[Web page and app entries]
■ ■ ■ ■

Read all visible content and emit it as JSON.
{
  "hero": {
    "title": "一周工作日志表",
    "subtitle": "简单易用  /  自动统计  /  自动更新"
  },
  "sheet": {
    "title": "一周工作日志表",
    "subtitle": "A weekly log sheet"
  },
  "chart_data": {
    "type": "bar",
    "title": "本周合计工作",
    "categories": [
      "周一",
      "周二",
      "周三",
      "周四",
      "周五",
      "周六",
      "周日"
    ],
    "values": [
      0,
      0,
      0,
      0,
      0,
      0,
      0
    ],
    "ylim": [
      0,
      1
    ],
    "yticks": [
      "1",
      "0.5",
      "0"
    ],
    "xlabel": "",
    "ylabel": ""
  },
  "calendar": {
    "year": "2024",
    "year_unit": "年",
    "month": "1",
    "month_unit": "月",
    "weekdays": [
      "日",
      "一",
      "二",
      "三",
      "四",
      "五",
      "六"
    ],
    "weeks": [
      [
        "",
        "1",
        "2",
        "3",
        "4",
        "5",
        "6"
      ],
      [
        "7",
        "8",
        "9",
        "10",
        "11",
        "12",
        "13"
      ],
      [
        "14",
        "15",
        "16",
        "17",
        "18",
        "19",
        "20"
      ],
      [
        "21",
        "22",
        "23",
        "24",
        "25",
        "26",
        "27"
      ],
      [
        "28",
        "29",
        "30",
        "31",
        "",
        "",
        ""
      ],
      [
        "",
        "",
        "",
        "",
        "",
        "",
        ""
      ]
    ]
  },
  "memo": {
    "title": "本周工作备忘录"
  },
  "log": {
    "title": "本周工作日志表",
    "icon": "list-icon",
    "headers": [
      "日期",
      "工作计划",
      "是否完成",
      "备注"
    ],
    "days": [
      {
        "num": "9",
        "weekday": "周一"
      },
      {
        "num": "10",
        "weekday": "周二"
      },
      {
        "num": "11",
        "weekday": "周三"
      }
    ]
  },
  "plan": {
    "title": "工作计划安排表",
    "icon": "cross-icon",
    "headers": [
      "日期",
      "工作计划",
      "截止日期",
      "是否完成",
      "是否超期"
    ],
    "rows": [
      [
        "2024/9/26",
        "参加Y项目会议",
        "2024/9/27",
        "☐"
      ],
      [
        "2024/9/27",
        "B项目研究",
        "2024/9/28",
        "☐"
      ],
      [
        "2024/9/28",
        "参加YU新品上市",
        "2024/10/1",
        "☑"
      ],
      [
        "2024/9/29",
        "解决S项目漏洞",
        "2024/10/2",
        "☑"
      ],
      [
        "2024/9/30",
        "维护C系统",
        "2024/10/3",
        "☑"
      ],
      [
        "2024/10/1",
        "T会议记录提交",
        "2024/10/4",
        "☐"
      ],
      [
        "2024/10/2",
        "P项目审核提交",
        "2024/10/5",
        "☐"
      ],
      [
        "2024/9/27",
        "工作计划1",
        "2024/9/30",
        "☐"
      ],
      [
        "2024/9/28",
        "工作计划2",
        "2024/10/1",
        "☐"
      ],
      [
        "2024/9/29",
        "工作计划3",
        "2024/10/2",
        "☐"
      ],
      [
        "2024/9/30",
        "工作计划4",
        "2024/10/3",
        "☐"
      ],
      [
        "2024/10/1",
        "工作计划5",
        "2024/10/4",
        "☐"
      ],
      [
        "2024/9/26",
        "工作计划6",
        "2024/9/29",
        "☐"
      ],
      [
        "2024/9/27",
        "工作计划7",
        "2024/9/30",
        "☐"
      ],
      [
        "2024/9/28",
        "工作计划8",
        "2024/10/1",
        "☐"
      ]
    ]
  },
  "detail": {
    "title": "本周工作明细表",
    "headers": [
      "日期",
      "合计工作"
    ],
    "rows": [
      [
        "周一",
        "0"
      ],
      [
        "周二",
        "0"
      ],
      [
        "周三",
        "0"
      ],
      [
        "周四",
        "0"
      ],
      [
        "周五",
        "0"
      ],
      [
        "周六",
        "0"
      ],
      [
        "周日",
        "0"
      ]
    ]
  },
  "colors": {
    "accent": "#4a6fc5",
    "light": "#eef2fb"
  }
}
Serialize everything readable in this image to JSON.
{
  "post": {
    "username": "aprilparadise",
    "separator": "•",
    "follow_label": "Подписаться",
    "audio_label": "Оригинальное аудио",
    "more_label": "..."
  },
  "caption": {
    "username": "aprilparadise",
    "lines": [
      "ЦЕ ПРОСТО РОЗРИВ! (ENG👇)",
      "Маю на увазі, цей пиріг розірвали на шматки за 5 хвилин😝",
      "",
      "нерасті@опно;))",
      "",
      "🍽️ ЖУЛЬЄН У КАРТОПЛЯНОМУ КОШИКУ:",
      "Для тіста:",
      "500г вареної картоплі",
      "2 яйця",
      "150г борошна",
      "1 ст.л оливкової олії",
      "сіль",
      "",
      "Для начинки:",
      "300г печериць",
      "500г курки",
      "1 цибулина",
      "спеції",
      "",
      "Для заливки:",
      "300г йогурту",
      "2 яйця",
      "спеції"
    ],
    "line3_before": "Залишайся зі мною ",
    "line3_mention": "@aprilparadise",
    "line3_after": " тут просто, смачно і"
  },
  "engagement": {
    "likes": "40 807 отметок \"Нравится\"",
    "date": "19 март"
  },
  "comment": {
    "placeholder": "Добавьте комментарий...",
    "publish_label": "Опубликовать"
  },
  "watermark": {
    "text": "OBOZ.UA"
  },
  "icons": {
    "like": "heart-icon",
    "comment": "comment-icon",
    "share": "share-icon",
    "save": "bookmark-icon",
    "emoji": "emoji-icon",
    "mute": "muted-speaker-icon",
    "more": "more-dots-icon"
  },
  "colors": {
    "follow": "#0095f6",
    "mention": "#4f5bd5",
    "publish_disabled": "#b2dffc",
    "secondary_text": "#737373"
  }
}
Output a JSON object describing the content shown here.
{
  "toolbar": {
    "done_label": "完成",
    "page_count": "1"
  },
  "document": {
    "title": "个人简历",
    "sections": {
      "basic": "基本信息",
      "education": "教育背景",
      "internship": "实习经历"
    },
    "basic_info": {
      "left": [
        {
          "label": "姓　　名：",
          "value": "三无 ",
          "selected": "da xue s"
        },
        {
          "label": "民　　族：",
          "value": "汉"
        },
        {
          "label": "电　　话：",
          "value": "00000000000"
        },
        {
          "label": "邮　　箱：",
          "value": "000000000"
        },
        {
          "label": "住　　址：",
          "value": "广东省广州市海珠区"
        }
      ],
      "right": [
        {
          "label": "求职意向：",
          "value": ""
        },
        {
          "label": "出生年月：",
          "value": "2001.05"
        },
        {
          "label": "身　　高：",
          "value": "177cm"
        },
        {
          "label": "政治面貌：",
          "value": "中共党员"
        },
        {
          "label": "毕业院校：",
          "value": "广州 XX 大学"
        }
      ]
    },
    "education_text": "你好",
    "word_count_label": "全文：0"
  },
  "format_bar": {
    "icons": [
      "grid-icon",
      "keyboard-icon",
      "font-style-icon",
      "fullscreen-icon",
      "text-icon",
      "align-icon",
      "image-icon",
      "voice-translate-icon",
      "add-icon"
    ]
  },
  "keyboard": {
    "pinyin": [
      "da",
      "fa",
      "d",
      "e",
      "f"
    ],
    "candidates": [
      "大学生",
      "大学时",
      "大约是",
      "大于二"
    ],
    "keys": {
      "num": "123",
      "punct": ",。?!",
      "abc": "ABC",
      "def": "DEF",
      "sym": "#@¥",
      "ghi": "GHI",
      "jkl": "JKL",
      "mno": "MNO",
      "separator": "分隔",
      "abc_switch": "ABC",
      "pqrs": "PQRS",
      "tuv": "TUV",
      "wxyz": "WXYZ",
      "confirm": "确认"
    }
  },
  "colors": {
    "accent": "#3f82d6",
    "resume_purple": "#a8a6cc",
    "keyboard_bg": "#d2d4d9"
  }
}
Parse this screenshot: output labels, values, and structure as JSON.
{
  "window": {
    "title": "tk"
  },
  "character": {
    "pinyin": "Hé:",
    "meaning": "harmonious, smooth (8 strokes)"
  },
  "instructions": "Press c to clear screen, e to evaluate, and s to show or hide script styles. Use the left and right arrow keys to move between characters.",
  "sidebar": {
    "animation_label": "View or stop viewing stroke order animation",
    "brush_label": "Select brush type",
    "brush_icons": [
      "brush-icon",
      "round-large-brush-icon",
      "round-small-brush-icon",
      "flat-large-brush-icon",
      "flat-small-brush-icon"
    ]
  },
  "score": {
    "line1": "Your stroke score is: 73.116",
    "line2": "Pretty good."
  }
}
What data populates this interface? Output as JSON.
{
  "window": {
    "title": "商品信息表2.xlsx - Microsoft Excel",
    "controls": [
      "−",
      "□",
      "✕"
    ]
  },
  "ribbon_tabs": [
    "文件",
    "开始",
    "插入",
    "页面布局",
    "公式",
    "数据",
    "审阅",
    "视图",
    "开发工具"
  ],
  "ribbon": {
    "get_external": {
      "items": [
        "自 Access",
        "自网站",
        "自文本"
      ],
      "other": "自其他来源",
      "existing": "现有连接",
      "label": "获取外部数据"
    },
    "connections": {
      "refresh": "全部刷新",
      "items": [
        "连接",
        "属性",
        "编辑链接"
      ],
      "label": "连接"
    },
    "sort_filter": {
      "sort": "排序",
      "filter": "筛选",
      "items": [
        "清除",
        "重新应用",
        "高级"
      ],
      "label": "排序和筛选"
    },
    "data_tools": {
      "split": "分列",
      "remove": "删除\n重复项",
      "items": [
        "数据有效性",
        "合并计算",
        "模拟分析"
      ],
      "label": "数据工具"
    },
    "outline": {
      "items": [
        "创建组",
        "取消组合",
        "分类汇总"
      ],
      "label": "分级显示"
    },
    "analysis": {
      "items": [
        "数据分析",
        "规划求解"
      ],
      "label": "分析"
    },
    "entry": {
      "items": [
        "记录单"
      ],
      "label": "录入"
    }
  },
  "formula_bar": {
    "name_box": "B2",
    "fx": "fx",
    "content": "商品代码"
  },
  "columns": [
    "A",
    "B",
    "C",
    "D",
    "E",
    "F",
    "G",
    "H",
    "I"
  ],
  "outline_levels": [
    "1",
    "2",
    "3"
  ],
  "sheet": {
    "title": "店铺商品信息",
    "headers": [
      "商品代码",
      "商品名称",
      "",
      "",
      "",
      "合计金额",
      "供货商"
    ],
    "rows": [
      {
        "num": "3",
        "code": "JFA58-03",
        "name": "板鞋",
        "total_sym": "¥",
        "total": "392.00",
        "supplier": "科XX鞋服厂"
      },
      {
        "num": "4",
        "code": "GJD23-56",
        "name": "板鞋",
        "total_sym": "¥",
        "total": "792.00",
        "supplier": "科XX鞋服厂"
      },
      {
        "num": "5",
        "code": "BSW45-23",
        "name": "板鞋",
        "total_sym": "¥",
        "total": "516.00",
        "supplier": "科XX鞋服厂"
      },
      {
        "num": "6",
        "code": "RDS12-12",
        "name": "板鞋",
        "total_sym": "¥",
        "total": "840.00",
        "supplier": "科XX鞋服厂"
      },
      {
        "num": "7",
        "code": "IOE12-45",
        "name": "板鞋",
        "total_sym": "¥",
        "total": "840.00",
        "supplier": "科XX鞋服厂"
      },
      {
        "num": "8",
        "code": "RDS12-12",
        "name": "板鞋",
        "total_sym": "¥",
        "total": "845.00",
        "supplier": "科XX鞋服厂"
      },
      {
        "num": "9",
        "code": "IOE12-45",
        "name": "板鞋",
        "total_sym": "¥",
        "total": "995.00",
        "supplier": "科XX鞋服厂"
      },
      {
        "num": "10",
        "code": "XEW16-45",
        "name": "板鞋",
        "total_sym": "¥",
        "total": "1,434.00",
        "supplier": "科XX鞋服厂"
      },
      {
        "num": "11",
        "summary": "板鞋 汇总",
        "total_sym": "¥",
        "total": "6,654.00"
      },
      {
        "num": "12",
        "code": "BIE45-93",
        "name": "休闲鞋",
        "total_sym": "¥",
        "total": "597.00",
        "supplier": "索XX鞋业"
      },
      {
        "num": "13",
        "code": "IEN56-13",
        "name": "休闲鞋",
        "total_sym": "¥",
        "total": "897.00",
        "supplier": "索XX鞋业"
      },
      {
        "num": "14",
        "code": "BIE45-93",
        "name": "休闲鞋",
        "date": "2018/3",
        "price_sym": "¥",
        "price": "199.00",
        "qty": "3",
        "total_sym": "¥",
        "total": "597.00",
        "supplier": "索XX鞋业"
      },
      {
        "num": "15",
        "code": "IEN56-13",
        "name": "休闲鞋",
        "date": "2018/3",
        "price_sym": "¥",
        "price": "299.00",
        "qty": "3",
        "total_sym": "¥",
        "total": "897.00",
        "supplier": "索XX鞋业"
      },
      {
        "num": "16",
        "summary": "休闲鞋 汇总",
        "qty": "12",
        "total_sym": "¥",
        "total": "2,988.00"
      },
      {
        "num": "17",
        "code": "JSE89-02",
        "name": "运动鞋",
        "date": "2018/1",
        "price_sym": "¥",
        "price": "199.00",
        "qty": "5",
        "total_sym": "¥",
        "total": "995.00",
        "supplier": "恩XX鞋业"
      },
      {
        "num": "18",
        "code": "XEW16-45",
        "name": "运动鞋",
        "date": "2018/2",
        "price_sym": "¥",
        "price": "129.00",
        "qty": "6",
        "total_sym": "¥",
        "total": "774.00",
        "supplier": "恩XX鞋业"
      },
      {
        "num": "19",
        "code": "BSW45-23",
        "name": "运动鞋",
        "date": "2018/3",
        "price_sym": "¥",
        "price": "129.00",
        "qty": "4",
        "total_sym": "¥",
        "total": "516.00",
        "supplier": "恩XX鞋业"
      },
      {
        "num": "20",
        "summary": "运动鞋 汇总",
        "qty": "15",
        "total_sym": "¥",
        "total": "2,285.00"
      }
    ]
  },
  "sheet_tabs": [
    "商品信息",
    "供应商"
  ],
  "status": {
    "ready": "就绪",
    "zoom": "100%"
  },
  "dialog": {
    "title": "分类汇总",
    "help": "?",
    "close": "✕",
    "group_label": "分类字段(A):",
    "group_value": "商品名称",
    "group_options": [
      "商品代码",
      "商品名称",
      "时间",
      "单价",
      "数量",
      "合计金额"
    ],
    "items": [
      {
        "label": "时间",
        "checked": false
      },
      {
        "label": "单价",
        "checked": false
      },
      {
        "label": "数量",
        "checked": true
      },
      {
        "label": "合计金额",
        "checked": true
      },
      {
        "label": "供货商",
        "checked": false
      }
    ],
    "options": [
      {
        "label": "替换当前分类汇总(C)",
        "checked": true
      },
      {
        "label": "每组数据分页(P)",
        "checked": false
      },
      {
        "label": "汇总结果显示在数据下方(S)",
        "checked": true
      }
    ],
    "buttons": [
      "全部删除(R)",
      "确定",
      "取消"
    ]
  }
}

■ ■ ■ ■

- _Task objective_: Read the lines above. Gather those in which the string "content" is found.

- _Solution to the problem_:
Read all visible content and emit it as JSON.
Output a JSON object describing the content shown here.
    "content": "商品代码"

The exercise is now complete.